WASHINGTON – By now the nation has begun to amass and process the details of Sunday night’s military attack that killed Osama bin Laden. Feelings of joy and catharsis led thousands in Washington, New York and even Greek Town at my alma mater, the University of Missouri to take to the streets and express their excitement. Outside the White House, frankly, it looked like Ladue had just upset Clayton in the homecoming game. A crowd of mostly young people cheered “U-S-A!” “Thank you troops!” and “Obama!” while waving American flags, using them as clothing or both. But even as I shoved through the crowd, reaching my camera high to get that coveted shot, one thought kept crossing my mind. I really need to text my brother back. My younger brother…

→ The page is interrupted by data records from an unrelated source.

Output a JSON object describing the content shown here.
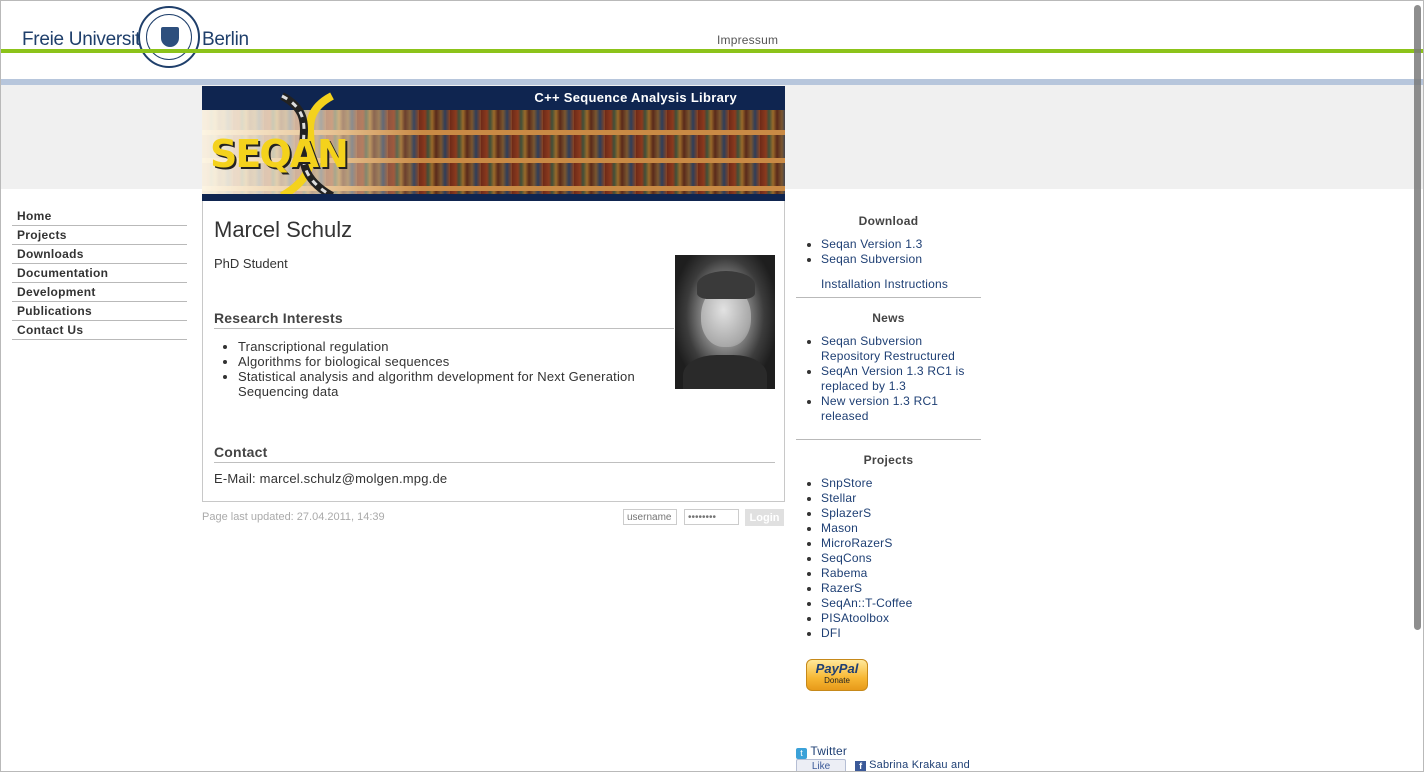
{
  "header": {
    "university_left": "Freie Universität",
    "university_right": "Berlin",
    "impressum_label": "Impressum"
  },
  "banner": {
    "title": "C++ Sequence Analysis Library",
    "logo_text": "SEQAN"
  },
  "nav": {
    "items": [
      {
        "label": "Home"
      },
      {
        "label": "Projects"
      },
      {
        "label": "Downloads"
      },
      {
        "label": "Documentation"
      },
      {
        "label": "Development"
      },
      {
        "label": "Publications"
      },
      {
        "label": "Contact Us"
      }
    ]
  },
  "profile": {
    "name": "Marcel Schulz",
    "role": "PhD Student",
    "research_heading": "Research Interests",
    "interests": [
      "Transcriptional regulation",
      "Algorithms for biological sequences",
      "Statistical analysis and algorithm development for Next Generation Sequencing data"
    ],
    "contact_heading": "Contact",
    "email_line": "E-Mail: marcel.schulz@molgen.mpg.de"
  },
  "footer": {
    "last_updated": "Page last updated: 27.04.2011, 14:39",
    "username_placeholder": "username",
    "password_placeholder": "••••••••",
    "login_label": "Login"
  },
  "sidebar": {
    "download_heading": "Download",
    "downloads": [
      "Seqan Version 1.3",
      "Seqan Subversion"
    ],
    "install_link": "Installation Instructions",
    "news_heading": "News",
    "news": [
      "Seqan Subversion Repository Restructured",
      "SeqAn Version 1.3 RC1 is replaced by 1.3",
      "New version 1.3 RC1 released"
    ],
    "projects_heading": "Projects",
    "projects": [
      "SnpStore",
      "Stellar",
      "SplazerS",
      "Mason",
      "MicroRazerS",
      "SeqCons",
      "Rabema",
      "RazerS",
      "SeqAn::T-Coffee",
      "PISAtoolbox",
      "DFI"
    ],
    "paypal_brand": "PayPal",
    "paypal_action": "Donate",
    "twitter_label": "Twitter",
    "like_label": "Like",
    "fb_text": "Sabrina Krakau and"
  },
  "colors": {
    "accent_green": "#8cc31a",
    "header_blue": "#b7c6dc",
    "banner_navy": "#0f2550",
    "link_blue": "#1e3f74"
  }
}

Monday, May 2, 2011
Patch readers are invited to share their thoughts.
Monday, May 2, 2011
It is likely the topic of discussion wherever you go today, at the office, at school, or at the deli. Where were you when you first heard the news? What were you doing? What went through your mind when President Obama announced to the nation that Osama Bin Laden was dead? We'd like to hear your stories, how you and family, your co-workers and classmates are talking about it. Does it feel at all odd to be celebrating someone's death? What do you think this should mean about our security moving forward, wars abroad? Westminster Christian Academy Middle School Principal Steve Hall released the following statement to Patch: "We recognize that our students will have a range of responses to the news of Osama bin Laden’s death. It’s important to …
Friday, March 11, 2011

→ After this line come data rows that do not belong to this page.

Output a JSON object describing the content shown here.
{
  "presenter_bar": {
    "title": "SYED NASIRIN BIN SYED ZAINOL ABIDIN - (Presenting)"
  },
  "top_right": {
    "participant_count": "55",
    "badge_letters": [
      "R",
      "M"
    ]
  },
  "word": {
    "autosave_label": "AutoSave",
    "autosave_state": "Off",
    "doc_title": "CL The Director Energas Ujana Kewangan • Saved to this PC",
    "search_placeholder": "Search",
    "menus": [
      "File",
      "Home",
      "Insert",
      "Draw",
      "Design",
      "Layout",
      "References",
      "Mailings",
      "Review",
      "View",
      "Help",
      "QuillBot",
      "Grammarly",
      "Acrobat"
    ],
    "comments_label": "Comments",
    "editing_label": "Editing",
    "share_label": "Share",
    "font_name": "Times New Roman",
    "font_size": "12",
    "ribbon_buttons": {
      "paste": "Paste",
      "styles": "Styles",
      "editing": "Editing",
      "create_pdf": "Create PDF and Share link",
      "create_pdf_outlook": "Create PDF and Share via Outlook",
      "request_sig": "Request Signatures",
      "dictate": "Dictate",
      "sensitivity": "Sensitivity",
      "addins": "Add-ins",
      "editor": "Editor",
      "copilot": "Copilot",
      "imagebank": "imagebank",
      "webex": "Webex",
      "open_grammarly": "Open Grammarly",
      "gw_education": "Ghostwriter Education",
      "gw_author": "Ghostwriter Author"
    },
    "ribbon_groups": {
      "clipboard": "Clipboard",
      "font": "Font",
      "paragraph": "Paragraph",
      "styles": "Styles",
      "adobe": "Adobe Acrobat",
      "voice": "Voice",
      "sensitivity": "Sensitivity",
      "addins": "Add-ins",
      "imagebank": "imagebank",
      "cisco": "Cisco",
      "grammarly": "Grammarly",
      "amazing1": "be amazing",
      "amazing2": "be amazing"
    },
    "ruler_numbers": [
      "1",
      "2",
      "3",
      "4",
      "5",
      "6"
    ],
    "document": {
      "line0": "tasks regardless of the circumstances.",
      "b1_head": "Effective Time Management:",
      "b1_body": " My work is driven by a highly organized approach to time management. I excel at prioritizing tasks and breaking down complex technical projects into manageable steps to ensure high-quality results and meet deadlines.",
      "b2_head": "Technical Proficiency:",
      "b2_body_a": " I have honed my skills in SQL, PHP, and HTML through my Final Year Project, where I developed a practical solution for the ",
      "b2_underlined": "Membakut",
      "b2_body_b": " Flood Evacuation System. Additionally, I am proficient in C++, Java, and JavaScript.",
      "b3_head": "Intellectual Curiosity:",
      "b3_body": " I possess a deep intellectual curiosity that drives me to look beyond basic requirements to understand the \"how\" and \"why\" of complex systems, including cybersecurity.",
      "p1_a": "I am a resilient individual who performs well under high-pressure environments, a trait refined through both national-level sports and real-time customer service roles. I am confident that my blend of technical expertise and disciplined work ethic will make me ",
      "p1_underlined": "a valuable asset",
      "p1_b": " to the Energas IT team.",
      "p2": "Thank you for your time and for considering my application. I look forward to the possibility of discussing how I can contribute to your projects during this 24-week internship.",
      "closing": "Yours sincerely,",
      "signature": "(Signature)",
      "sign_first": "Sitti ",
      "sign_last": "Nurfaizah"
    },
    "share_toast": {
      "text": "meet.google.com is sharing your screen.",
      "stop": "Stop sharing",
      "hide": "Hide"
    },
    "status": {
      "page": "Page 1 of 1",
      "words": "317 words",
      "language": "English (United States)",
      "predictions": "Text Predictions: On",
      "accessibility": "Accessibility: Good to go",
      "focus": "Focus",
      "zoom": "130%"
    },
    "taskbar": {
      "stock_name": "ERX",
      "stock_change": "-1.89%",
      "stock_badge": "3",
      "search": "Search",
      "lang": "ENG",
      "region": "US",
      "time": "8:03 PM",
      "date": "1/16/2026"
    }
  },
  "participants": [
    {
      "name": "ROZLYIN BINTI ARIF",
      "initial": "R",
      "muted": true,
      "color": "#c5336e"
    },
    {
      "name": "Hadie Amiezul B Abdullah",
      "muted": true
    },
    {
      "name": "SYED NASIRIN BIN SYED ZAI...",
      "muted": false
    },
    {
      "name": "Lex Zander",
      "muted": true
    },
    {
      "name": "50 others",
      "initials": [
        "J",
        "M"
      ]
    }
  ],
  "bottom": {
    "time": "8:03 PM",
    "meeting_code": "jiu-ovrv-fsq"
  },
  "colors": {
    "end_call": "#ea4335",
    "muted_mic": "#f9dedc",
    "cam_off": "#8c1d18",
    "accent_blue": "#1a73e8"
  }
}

The White House convenes first-ever conference on it, state lawmakers are talking about it, what are your family's experiences with it?
Editor's Note: Today's Q & A focuses on a subject that's probably hit everyone at some point: Chances are, you've been bullied, you may have even been a bully. I was bullied growing up. As an elementary school child it was verbal--words will never hurt you, right? Well, don't believe it. But it got worse in middle school. No sticks or stones. Instead it was physical intimidation. Punches. Getting slammed to the ground after the bell rang and we were getting on the bus. Daily. Gut-wrenching. I went to a good school, with good teachers and administrators, but there wasn't much that could be done to stop what was happening. Eventually (mercifully), it stopped.